For a second time in recent weeks, the National Labor Relations Board has chosen to bolster unions’ rights at employers’ expense. On September 30, 2022, in Valley Hospital Medical Center, Inc., 371 NLRB No. 160 (2022), a divided Board ruled that a “dues checkoff” provision in a collective bargaining agreement survives the expiration of that agreement and cannot be terminated except through bargaining, notwithstanding several decades of contrary precedent.

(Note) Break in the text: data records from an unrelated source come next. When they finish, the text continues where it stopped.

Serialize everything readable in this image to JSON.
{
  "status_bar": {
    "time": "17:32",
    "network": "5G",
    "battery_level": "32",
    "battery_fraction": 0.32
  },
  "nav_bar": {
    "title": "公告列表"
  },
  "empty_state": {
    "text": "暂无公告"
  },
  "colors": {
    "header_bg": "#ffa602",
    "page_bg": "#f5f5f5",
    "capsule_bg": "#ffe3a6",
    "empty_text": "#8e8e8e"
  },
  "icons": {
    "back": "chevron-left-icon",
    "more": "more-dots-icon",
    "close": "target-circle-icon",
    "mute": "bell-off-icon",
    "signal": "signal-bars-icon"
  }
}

A dues checkoff arrangement requires the employer, when authorized by an employee, to deduct union dues from employees’ wages and remit them to the union. Historically, when a contract expires, an employer lawfully could terminate a dues checkoff arrangement without bargaining. For over 50 years following its decision in Bethlehem Steel, 136 NLRB 1500 (1962), the Board considered dues checkoff provisions to be one of the few provisions in a collective-bargaining agreement that would cease to be binding upon the parties upon the CBA’s expiration. Others include no-strike/no-lockout, arbitration, management rights and union security provisions. In contrast, wages, benefits, hours of work, paid time off, seniority and most other contract terms do survive expiration of the CBA and can only be changed or terminated through bargaining.

Despite a brief deviation from this standard between 2015 and 2020, for most of the last half century, employers, employees and unions could rely on the Board’s stance regarding dues checkoff provisions and plan accordingly. Specifically, an employer’s right to terminate dues checkoff can provide a means to put pressure on the union in bargaining, as recognized by the dissent in Valley Hospital Medical Center.  Unfortunately for employers, the NLRB’s General Counsel does not approve of what it called the “weaponization” of dues checkoff in this manner. Early in her tenure, she identified the reversal of the Board’s longstanding position on this issue as one of her priorities.

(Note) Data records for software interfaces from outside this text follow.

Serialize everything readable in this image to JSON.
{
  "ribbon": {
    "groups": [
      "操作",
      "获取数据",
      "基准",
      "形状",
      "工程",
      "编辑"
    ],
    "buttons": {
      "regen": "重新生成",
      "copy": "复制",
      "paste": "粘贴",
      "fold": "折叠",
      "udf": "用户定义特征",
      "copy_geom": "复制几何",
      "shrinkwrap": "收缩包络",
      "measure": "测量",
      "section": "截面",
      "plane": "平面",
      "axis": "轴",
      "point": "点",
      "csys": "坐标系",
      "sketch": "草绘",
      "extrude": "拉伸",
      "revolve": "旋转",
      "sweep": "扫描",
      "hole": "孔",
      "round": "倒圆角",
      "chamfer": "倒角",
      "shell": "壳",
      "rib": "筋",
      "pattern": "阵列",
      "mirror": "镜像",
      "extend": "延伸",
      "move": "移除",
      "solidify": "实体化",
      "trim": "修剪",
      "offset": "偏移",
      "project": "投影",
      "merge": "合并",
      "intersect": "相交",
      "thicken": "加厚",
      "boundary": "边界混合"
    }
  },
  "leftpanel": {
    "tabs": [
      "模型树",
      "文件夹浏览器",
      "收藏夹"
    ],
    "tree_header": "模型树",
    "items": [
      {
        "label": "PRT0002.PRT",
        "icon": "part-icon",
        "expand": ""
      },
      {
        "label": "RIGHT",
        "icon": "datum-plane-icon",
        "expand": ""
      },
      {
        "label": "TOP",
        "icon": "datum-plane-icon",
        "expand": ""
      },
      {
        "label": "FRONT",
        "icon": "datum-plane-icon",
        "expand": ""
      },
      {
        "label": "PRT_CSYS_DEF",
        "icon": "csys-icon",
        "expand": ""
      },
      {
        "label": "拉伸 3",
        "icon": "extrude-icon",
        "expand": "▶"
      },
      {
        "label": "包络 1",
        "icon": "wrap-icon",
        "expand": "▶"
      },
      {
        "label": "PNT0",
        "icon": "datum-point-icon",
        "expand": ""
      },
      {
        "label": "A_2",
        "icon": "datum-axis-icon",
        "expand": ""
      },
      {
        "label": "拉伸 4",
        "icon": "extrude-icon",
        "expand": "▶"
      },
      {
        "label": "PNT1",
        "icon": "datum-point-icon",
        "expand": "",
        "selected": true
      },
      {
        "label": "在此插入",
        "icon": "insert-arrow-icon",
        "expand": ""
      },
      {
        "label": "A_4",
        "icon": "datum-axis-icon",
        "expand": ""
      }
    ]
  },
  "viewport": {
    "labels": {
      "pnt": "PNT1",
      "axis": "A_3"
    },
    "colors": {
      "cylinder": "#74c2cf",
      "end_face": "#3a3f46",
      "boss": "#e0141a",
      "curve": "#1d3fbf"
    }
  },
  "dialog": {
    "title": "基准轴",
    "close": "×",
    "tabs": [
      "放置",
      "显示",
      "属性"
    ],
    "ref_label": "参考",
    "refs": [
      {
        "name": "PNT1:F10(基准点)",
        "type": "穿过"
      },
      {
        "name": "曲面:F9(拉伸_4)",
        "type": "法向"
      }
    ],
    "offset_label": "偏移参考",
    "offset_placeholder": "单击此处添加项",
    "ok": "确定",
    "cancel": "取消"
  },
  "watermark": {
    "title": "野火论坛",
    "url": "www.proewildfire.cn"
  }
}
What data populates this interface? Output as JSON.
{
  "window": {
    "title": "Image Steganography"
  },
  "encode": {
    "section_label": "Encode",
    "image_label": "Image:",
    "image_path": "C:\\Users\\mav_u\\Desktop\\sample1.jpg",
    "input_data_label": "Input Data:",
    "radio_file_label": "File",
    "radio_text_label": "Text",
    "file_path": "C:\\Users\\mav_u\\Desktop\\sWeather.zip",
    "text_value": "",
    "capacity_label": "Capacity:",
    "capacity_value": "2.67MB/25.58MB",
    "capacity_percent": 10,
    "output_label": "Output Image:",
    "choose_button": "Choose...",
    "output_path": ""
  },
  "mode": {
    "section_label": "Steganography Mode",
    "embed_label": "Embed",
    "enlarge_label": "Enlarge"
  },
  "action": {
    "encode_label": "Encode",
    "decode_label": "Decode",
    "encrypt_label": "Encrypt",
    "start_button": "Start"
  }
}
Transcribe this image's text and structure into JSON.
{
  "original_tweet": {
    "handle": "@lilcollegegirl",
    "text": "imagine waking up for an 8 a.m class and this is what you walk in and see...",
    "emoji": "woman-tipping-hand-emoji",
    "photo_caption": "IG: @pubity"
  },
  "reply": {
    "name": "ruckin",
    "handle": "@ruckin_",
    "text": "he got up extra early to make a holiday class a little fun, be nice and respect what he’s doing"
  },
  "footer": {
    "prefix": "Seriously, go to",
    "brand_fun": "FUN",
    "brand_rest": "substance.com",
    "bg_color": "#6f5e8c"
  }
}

In a cutting comment regarding previous Board decisions on this issue, the Board majority stated: “we acknowledge the existence, but not the persuasiveness, of Bethlehem Steel and its progeny.” The majority went on to conclude that previous Boards never provided a persuasive rationale for treating dues checkoff differently from the significant majority of contract terms that remain in effect upon the CBA’s expiration. Accordingly, the Board majority held that “an employer, following contract expiration, must continue to honor a dues checkoff arrangement established in that contract until either the parties have reached a successor collective-bargaining agreement or a valid overall bargaining impasse.” Moreover, the Board ordered Valley Hospital Medical Center to pay the union all of the dues that it failed to remit after it terminated the dues checkoff provision on February 1, 2018, without seeking to recoup it from the employees, from whose pay the dues would have been withheld, in the ordinary course of things. The dissent blasted this portion of the decision as “clearly punitive” and beyond the scope of the National Labor Relations Act’s remedial provisions.

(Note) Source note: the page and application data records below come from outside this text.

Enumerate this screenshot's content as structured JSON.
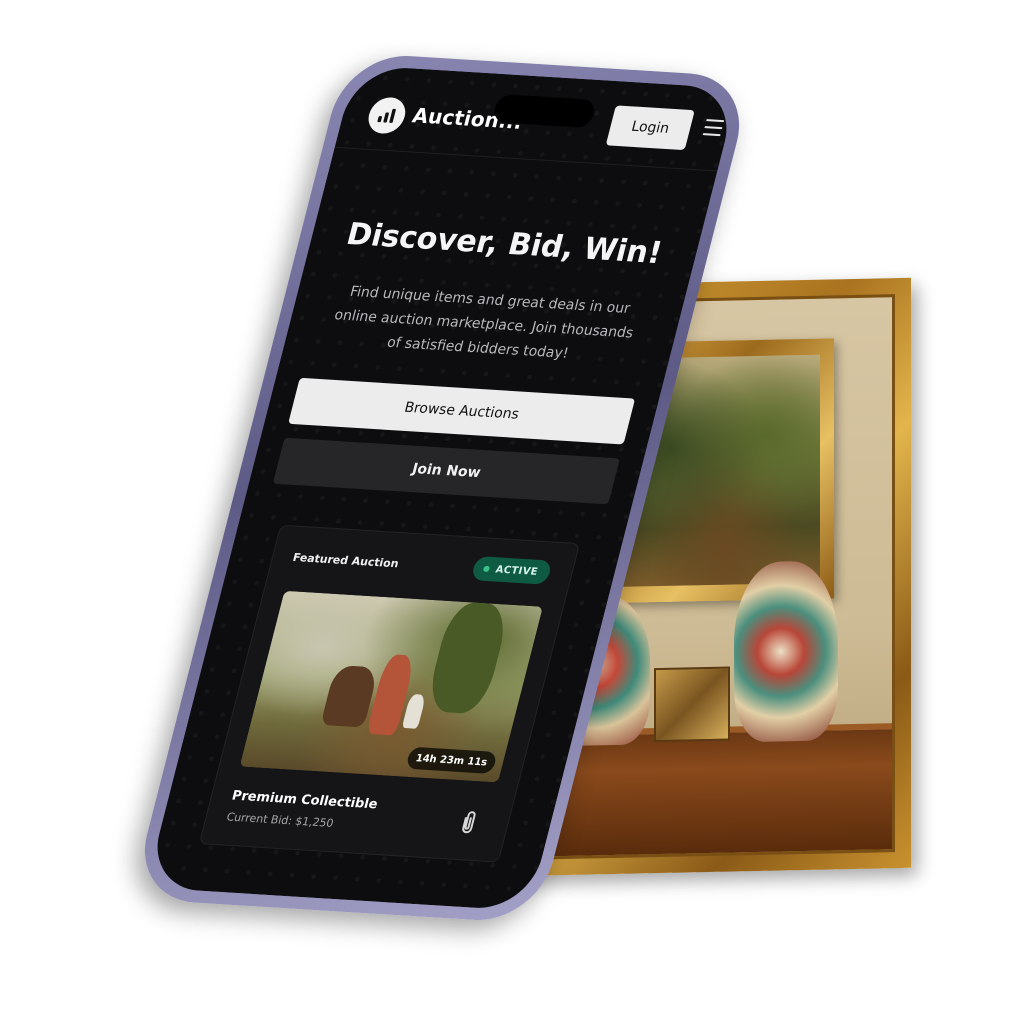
{
  "app": {
    "brand": "Auction...",
    "login_label": "Login"
  },
  "hero": {
    "title": "Discover, Bid, Win!",
    "subtitle": "Find unique items and great deals in our online auction marketplace. Join thousands of satisfied bidders today!",
    "browse_label": "Browse Auctions",
    "join_label": "Join Now"
  },
  "featured": {
    "label": "Featured Auction",
    "status": "ACTIVE",
    "timer": "14h 23m 11s",
    "item_title": "Premium Collectible",
    "current_bid": "Current Bid: $1,250"
  },
  "icons": {
    "logo": "chart-bars-icon",
    "menu": "hamburger-menu-icon",
    "attachment": "paperclip-icon"
  },
  "colors": {
    "screen_bg": "#0d0d0f",
    "badge_bg": "#0f5a43",
    "badge_dot": "#39c28a",
    "phone_frame": "#6d6a98"
  }
}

The Board also made its decision retroactive to all pending cases. That means that employers who unilaterally have stopped withholding and remitting employees’ union dues after contract expiration are now not in compliance with the NLRA and could be required to pay the withheld dues without seeking recoupment from their employees.

Unfortunately for employers, this case is yet another example of President Biden’s Board appointees actualizing his promise to be the most pro-union President ever, and it most certainly will not be the last. If you have any questions regarding the Board’s decision or other legal issues around collective bargaining agreements, feel free to contact the author or the attorney with whom you usually work.